The Indian Institute of Technology-Madras and NASA Jet Propulsion Laboratory (JPL) researchers have studied the interactions between microbes in the International Space Station (ISS), the institute said on Friday.
A key finding is that a microbe that resides on the ISS, was found to be beneficial to various other microorganisms but hampered the growth of a fungus.
The study would help devise strategies for the disinfection of space stations to minimise any potential impact of microbes on the health of astronauts.
“Crews, during spaceflight, may have altered immunity and limited access to terrestrial medical facilities. Therefore, studying the microbes inhabiting the space station becomes important to understand the risks associated with short-term and long-term space travel on the health of astronauts,” the IIT-Madras said in a press release.
Researchers from @iitmadras and @NASA have studied the interactions between microbes in the International Space Station (ISS) that will help devise strategies for the disinfection of space stations to minimise any potential impact of microbes on the health of astronauts. pic.twitter.com/nkA1yfE8Ec
— IIT Madras (@iitmadras) October 21, 2022
The present study was inspired by the earlier observations of the dominance of Klebsiella pneumoniae, a bacteria, on the surfaces of the ISS.

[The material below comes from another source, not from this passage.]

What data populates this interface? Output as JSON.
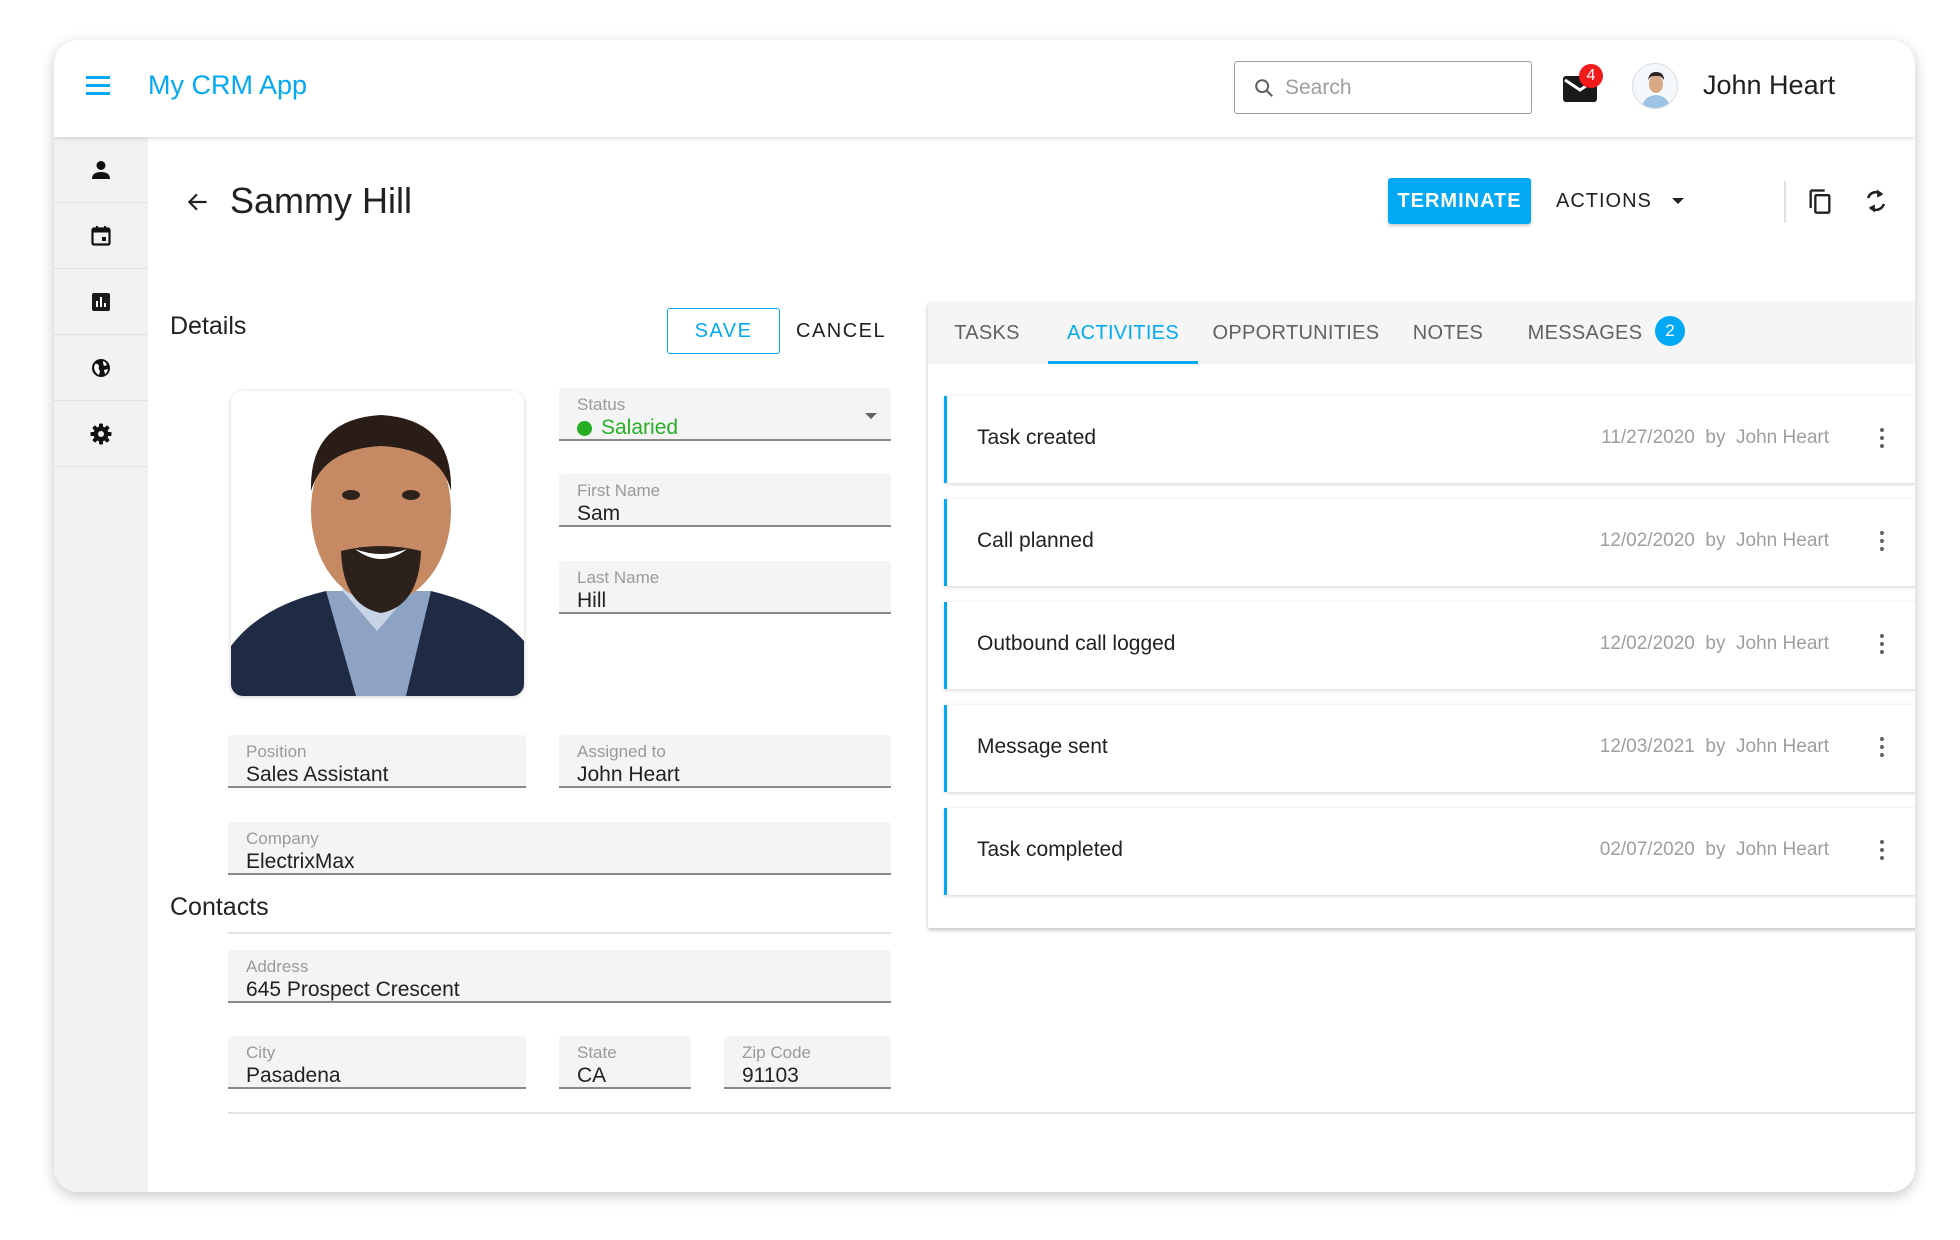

This pathogen has been known to cause pneumonia and other nosocomial (hospital-acquired) infections. The researchers were broadly interested in understanding how this bacteria affects the growth of other microbes in the vicinity and the possible implications it could have.
The researchers analysed the microbial sample data taken across three space flights at seven locations on the ISS. The study found that Klebsiella pneumoniae, a major microbe that resides on the ISS, is beneficial to various other microbes also present on the ISS, especially the bacteria from the Pantoea genus.
However, it was found that its presence was hampering the growth of Aspergillus fungus. This computational observation was further tested through laboratory experiments, and it was found that the presence of K. pneumoniae was indeed detrimental to the growth of the Aspergillus fungus.
Dr Karthik Raman, associate professor at the Bhupat & Jyoti Mehta School of Biosciences and a core member of the Robert Bosch Centre for Data Science and Artificial Intelligence (RBCDSAI), IIT Madras, collaborated with Dr Kasthuri Venkateswaran, senior research scientist at JPL. The work has been peer-reviewed and published in the esteemed international journal Microbiome.